Use this URL to cite or link to this record in EThOS:
Title: The concept of peer cognisance : exploring participants' experiences of collaboration in a networked learning project
Author: Gläsmann, Sabine
Awarding Body: University of Sheffield
Current Institution: University of Sheffield
Date of Award: 2006
Availability of Full Text:
Access from EThOS:
Access from Institution:
This thesis explores the concept of 'peer cognisance' - a mutual sense of awareness, cognition and responsibility among learners - in the context of online and face-toface collaboration. The study builds on a constructivist, learner-centred approach, and argues the need for reflective practice in education. The literature reviewed for the thesis builds on these concepts, linking reflexivity, motivation, learner autonomy and facilitation to successful collaboration. The research outlines two studies. A preliminary study involved sixteen students in higher education institutions in Germany and the U.S., which had to be curtailed due to lack of participation. The main motivating factor for participants was the mutual sense of responsibility for and awareness of other group members' needs, leading to the second, main study of the thesis, which sought to actively facilitate this awareness, or 'peer cognisance'. The main study grouped 13-year old pupils and paired them with university language students during their year abroad, encouraging the younger learners to take control of their learning environment as much as possible. Collaboration took place online via WebCT, and, for the pupils, face-to-face in the classroom. Facilitation occurred both online and face-to-face during visits to the school. The study adopts a qualitative approach to data analysis, using narrative accounts from students, pupils and facilitator to explore motivations behind collaboration. The analysis conftrmed the initial fmdings from the fIrst study, and led to recommendations for the successful facilitation of collaboration through the concept of peer cognisance.

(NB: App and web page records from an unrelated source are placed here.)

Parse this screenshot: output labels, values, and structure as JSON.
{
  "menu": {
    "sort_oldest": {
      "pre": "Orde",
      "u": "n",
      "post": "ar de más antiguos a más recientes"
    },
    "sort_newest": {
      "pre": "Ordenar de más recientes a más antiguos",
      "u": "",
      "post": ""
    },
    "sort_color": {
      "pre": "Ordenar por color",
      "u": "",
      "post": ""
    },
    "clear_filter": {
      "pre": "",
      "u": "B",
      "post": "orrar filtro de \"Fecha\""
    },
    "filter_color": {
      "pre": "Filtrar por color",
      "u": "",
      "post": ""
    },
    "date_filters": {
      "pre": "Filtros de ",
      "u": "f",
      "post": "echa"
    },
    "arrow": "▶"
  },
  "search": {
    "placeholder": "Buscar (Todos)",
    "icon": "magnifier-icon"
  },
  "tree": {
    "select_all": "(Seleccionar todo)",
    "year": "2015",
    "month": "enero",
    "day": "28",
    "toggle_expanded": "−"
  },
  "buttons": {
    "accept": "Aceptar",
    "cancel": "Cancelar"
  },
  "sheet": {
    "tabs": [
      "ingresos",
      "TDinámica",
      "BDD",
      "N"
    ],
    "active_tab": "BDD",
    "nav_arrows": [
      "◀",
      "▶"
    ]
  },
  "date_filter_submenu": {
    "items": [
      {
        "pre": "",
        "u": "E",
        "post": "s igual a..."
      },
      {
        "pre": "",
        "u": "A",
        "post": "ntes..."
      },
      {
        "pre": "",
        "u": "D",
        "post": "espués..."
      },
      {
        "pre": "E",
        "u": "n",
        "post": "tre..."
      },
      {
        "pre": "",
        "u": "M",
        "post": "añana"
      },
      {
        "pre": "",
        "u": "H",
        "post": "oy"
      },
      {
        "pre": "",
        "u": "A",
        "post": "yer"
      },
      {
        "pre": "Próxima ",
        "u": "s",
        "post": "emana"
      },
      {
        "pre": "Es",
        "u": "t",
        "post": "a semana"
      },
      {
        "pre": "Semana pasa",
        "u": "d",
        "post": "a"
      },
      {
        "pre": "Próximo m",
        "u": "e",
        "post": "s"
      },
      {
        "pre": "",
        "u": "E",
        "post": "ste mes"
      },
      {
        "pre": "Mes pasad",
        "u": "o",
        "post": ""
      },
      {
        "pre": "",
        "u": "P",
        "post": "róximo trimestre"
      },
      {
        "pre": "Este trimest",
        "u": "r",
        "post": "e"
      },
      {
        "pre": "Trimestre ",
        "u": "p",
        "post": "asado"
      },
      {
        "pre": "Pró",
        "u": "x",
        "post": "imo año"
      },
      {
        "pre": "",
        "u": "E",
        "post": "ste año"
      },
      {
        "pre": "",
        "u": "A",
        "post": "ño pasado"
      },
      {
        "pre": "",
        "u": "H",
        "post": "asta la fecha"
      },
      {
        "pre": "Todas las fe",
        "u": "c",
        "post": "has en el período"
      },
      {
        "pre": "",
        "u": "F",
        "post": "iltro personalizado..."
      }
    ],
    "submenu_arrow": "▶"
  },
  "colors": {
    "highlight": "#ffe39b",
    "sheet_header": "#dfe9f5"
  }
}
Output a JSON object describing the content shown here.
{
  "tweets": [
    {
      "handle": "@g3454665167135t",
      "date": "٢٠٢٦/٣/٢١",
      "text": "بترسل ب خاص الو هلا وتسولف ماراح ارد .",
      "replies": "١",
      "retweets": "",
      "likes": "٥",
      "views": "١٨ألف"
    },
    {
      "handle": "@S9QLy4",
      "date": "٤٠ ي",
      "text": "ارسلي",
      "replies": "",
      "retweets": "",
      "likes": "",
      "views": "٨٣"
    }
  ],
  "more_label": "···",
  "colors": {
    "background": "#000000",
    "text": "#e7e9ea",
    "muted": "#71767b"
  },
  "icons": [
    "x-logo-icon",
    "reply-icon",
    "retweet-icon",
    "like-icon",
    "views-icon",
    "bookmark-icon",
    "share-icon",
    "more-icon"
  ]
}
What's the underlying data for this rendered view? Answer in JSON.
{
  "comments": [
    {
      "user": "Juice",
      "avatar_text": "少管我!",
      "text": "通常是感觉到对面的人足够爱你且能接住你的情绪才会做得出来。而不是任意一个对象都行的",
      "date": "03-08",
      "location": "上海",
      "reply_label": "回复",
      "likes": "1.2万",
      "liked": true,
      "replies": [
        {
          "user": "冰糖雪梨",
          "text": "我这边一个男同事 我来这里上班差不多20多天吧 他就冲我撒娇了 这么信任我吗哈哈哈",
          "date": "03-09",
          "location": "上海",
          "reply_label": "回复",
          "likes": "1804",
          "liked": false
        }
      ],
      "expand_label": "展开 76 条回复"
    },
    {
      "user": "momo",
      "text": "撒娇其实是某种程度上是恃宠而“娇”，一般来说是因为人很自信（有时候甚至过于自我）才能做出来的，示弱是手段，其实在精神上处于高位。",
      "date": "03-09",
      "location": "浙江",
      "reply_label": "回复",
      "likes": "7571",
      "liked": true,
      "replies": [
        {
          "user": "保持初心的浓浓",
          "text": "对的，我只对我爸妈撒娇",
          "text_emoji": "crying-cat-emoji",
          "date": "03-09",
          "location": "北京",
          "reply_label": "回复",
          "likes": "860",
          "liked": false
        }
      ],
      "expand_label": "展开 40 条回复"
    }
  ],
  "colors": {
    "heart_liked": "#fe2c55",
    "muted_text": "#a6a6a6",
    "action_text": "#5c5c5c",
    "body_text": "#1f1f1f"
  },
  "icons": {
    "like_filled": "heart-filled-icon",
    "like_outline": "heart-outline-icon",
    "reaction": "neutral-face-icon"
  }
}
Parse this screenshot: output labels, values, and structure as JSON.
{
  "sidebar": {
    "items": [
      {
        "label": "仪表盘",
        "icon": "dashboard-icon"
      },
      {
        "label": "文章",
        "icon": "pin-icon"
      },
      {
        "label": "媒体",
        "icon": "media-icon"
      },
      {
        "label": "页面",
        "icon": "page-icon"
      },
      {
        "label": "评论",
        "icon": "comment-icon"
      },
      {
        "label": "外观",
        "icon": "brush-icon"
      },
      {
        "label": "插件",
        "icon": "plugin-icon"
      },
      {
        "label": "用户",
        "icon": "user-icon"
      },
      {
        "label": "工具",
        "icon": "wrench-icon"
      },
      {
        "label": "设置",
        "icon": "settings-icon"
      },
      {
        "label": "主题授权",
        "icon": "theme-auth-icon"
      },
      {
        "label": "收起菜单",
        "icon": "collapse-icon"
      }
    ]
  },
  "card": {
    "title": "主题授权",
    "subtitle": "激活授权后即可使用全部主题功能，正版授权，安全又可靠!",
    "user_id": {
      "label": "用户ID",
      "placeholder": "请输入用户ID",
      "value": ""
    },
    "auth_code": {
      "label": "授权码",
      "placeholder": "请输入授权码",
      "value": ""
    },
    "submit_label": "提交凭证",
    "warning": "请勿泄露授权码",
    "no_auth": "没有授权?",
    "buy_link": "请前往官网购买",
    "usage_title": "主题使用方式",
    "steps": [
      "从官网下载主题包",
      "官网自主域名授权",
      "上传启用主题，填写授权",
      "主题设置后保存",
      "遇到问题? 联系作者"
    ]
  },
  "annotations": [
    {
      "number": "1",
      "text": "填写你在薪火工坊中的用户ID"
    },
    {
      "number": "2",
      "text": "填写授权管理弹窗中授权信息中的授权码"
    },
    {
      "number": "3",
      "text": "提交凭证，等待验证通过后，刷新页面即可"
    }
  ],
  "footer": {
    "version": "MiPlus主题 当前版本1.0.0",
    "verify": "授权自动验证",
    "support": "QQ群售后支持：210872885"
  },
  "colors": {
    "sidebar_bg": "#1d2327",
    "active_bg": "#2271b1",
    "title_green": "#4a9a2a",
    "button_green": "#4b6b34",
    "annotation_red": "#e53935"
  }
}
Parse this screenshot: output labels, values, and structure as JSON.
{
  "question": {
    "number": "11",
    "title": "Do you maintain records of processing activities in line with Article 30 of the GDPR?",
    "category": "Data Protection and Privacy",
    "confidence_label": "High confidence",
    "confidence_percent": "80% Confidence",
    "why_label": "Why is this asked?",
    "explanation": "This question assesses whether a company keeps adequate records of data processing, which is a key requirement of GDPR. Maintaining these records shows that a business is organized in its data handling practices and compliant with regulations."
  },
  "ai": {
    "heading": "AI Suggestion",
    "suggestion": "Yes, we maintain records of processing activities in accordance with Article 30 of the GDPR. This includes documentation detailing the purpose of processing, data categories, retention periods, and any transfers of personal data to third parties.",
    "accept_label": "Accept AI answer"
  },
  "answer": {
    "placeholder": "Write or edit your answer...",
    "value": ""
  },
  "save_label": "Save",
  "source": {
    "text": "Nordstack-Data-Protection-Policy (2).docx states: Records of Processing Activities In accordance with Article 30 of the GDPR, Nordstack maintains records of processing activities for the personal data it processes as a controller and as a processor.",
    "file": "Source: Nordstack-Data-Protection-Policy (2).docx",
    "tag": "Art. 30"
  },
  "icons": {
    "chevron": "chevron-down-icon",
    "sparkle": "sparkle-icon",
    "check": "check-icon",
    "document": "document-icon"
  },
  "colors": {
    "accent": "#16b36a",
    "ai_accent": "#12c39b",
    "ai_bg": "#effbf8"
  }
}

Supervisor: Not available Sponsor: Not available
Qualification Name: Thesis (Ph.D.) Qualification Level: Doctoral
EThOS ID:  DOI: Not available